As I mentioned in a blog post from late last year, the EPA is currently reviewing its rules for controlling the air emissions from oil and gas operations. As part of this process, EPA held public meetings in Texas and Colorado to hear from the public. I recently read comments posted on another blog that reminded me of how important the EPA's work is. Residents in the Barnett Shale wrote:
"Please help, please help me. I have been getting headaches, nausea, burning my throat and eyes beginning in the end of May beginning of June. I felt great for 36 hours and this morning, withing 4 minutes of my walk: 6:20 AM, it all started. Funny, I got to Keller and all of my symptoms were gone. They’re getting worse around Bartonville........."
"I woke with a bloody nose, foggy and lethargic."

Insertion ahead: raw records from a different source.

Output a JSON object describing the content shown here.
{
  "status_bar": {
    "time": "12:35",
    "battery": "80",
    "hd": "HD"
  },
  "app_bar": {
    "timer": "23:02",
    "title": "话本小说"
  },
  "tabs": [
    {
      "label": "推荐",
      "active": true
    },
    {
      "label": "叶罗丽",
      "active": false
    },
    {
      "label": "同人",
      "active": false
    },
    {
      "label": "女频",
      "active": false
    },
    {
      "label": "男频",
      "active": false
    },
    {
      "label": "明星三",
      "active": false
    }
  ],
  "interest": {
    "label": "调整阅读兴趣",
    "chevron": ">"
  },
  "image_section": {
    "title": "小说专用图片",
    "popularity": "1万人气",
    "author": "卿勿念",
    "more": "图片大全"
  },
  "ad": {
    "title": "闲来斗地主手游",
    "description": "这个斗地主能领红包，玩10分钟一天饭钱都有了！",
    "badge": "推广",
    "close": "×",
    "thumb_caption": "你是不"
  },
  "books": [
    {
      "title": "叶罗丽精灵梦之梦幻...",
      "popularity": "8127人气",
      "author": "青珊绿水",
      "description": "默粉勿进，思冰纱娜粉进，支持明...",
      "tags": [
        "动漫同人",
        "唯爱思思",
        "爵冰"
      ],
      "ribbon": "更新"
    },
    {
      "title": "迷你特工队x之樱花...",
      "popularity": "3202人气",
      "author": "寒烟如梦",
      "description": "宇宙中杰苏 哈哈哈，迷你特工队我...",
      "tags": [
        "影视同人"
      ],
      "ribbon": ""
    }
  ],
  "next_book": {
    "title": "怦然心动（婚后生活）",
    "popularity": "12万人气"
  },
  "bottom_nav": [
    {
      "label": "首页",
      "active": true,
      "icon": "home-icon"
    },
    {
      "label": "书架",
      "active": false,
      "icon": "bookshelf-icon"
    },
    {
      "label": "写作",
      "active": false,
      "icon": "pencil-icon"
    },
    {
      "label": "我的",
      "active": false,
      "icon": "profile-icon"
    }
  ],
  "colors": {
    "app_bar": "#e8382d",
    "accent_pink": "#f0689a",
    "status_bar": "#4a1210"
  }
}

"When I was working in my garden at twilight last night, I smelled this sickeningly sweet smell and my eyes began to burn. It hurt a lot for several hours last night and they are still stinging today."
I have heard similar stories from families in New Mexico, Colorado, Pennsylvania, West Virginia, Arkansas, and more.
If you couldn't make it to one of the EPA public meetings, you can still tell your story to the EPA. Our colleagues at the Colorado Environmental Coalition have set up a webpage that makes it easy for you to tell your story, and they will deliver it to the EPA. Just click on this link: Tell your story to the EPA. I encourage those of you who have experienced air emissions from oil and gas operations to communicate your concerns to the EPA.